In the Tao te Ching the music of earth is said to be produced by the spontaneity of the wind. The music of heaven is the music of silence. The Dragon traverses between heaven and earth as freely as the wind and clouds it rides, not needing to ask permission or explain.
A few days ago on a meditation retreat I was walking along the path with a friend who suddenly yelled, “D, you just stepped on a snake!” I jumped back, saw a small rattlesnake coiling up into strike position
I had had a turbulent couple of months dealing with changes in important relationships and was feeling a little road weary. I was holding fast to whatever I could, fearful of more change. Never a healthy stance, but there you have it.
Next on my calendar was a float in an isolation tank. Not something I do every day. Or ever, really. Let me assure you, it’s dark in there.
As part of my own exploration, as I’m writing this, the question comes to me is: I wonder what Zhuangzi’s reaction would have been if he had dreamt that he was a dung beetle?
Dreams are a riddle, wrapped in a mystery, inside an enigma, like koans, like us. Inquiring into the dream that we are, provides the opportunity to appreciate that even when we awaken from our dream
It occurred to me that if people unable to attend the retreat were hanging out with the same koan as we were in the retreat, the benefits might be amplified.
Urban Retreat Sept 14th- This nursery rhyme was in harmony with the first line of the Tao te Ching, which says, “The Tao that can be named is not the eternal Tao.” We name the world and change our experience of it, we name ourselves and do the same. What happens when we have the freedom to not name?

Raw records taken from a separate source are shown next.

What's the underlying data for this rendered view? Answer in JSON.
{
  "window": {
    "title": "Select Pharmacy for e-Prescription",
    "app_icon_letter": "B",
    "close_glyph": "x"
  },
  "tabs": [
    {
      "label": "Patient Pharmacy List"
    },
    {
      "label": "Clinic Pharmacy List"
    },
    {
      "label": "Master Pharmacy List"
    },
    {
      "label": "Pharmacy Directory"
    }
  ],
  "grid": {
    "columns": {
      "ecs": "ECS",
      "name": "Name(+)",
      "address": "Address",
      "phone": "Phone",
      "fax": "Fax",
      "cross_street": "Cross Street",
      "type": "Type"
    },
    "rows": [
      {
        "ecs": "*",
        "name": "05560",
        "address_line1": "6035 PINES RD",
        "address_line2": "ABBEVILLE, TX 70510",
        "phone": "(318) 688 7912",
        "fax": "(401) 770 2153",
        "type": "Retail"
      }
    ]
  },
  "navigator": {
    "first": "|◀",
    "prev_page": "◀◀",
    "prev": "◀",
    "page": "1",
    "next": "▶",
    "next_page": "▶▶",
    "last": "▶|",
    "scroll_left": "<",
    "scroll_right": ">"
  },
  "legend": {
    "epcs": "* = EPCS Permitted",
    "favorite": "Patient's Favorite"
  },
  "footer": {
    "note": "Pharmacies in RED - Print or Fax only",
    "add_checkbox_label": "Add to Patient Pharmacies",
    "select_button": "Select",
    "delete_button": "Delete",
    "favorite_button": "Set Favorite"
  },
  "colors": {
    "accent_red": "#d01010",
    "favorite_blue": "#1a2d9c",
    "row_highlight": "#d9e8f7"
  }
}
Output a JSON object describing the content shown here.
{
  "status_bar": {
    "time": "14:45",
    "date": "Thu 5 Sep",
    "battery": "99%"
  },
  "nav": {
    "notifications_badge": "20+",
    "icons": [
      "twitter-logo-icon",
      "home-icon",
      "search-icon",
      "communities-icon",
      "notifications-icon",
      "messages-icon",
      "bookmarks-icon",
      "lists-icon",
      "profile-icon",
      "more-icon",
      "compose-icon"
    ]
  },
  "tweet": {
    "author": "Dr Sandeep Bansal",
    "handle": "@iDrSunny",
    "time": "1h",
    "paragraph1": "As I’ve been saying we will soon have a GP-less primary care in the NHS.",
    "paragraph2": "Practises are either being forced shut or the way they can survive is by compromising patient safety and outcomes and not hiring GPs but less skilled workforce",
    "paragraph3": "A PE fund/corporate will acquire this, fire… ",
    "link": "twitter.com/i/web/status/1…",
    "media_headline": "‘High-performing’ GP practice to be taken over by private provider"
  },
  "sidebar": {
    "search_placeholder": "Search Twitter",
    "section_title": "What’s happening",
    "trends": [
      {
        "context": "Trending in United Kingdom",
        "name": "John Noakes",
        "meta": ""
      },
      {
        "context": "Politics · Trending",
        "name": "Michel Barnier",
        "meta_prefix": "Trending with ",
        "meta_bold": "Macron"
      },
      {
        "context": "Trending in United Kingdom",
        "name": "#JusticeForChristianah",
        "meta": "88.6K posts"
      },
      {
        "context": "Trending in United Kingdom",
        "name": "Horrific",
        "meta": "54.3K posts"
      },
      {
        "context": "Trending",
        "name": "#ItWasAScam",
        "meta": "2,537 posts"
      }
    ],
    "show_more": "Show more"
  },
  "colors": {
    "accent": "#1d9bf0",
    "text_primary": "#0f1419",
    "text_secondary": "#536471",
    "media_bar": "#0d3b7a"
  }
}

This quote from the Diamond Sutra could easily be interpreted as, ‘If it is all a dream, then nothing really matters.’ What feels closer to what is true is: If it is all a dream, then everything matters.